* _Task brief_
Leaving out all images, write out the records that follow exactly.

* _Data for the task_
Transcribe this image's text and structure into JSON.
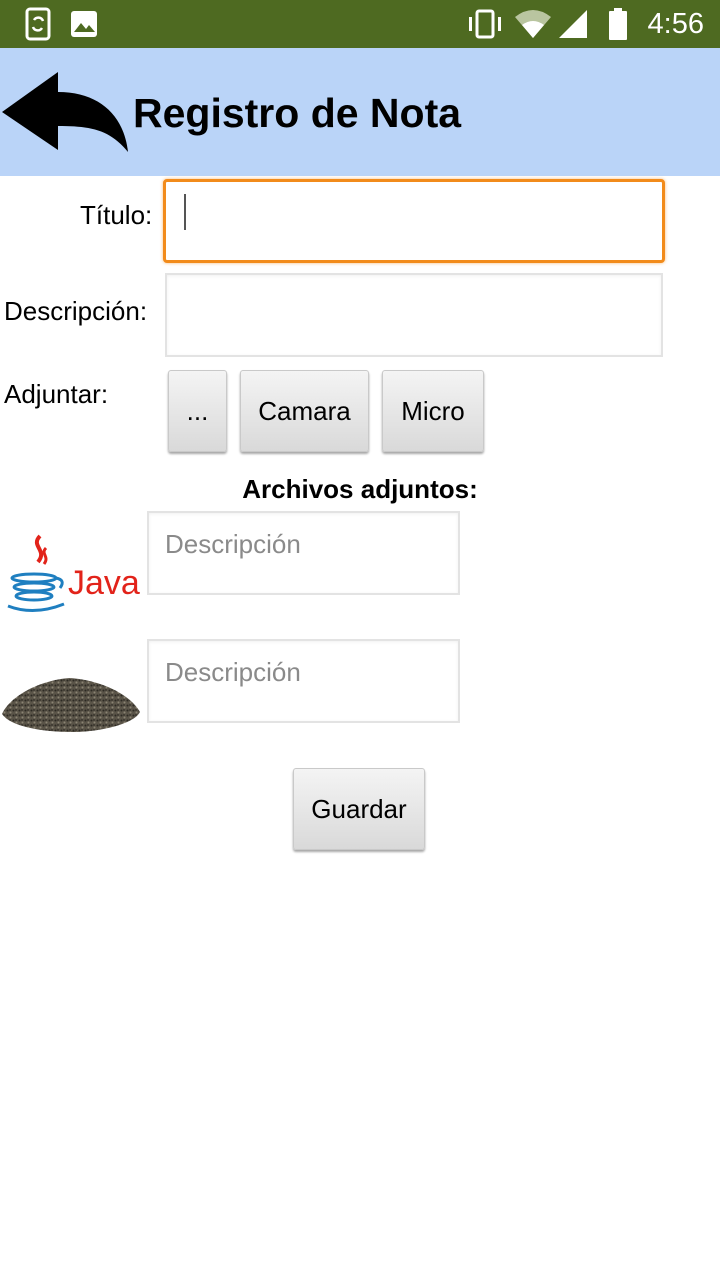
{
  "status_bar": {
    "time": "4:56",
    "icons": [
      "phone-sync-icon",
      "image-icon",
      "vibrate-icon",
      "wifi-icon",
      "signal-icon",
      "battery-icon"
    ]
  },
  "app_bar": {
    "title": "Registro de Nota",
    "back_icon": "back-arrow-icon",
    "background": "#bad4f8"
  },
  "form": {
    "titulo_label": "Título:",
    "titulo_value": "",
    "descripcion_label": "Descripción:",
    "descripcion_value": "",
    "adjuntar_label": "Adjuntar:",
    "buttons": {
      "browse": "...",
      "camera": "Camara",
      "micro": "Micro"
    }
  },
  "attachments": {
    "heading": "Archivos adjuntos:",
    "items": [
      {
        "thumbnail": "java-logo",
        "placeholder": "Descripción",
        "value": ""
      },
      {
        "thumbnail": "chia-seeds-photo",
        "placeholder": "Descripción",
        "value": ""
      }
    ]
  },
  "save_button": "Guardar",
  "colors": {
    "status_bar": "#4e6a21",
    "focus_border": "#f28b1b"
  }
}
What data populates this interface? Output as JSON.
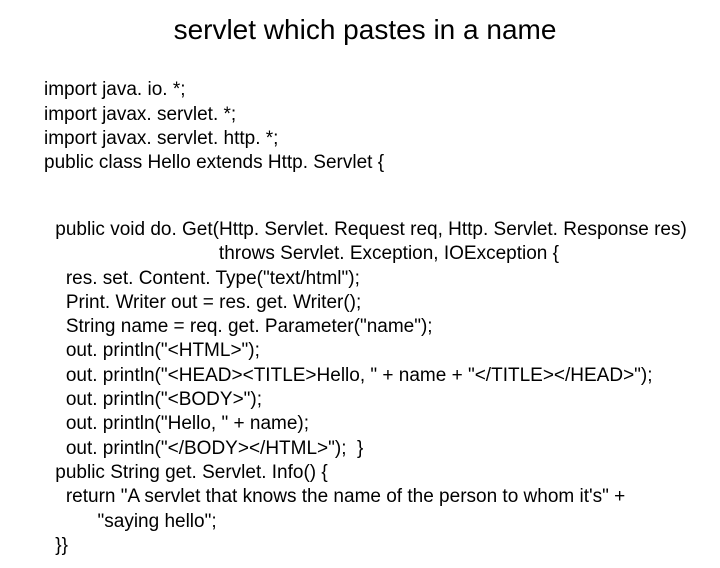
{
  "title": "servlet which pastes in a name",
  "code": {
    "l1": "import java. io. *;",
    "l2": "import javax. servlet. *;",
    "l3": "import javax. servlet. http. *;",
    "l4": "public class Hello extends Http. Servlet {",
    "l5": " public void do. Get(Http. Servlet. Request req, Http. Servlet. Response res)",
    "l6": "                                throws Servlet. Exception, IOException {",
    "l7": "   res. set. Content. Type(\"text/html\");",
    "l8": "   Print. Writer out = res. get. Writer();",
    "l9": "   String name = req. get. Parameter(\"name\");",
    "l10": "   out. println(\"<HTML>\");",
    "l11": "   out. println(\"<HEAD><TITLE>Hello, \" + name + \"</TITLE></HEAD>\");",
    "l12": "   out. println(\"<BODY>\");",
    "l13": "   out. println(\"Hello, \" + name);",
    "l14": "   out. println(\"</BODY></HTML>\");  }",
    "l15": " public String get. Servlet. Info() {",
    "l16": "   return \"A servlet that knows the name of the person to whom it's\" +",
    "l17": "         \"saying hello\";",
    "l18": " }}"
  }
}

* _Exercise output_
Transcribe this image's text and structure into JSON.
{
  "status_bar": {
    "time": "4:56",
    "icons": [
      "phone-sync-icon",
      "image-icon",
      "vibrate-icon",
      "wifi-icon",
      "signal-icon",
      "battery-icon"
    ]
  },
  "app_bar": {
    "title": "Registro de Nota",
    "back_icon": "back-arrow-icon",
    "background": "#bad4f8"
  },
  "form": {
    "titulo_label": "Título:",
    "titulo_value": "",
    "descripcion_label": "Descripción:",
    "descripcion_value": "",
    "adjuntar_label": "Adjuntar:",
    "buttons": {
      "browse": "...",
      "camera": "Camara",
      "micro": "Micro"
    }
  },
  "attachments": {
    "heading": "Archivos adjuntos:",
    "items": [
      {
        "thumbnail": "java-logo",
        "placeholder": "Descripción",
        "value": ""
      },
      {
        "thumbnail": "chia-seeds-photo",
        "placeholder": "Descripción",
        "value": ""
      }
    ]
  },
  "save_button": "Guardar",
  "colors": {
    "status_bar": "#4e6a21",
    "focus_border": "#f28b1b"
  }
}
What data populates this interface? Output as JSON.
{
  "title": "servlet which pastes in a name",
  "code": {
    "l1": "import java. io. *;",
    "l2": "import javax. servlet. *;",
    "l3": "import javax. servlet. http. *;",
    "l4": "public class Hello extends Http. Servlet {",
    "l5": " public void do. Get(Http. Servlet. Request req, Http. Servlet. Response res)",
    "l6": "                                throws Servlet. Exception, IOException {",
    "l7": "   res. set. Content. Type(\"text/html\");",
    "l8": "   Print. Writer out = res. get. Writer();",
    "l9": "   String name = req. get. Parameter(\"name\");",
    "l10": "   out. println(\"<HTML>\");",
    "l11": "   out. println(\"<HEAD><TITLE>Hello, \" + name + \"</TITLE></HEAD>\");",
    "l12": "   out. println(\"<BODY>\");",
    "l13": "   out. println(\"Hello, \" + name);",
    "l14": "   out. println(\"</BODY></HTML>\");  }",
    "l15": " public String get. Servlet. Info() {",
    "l16": "   return \"A servlet that knows the name of the person to whom it's\" +",
    "l17": "         \"saying hello\";",
    "l18": " }}"
  }
}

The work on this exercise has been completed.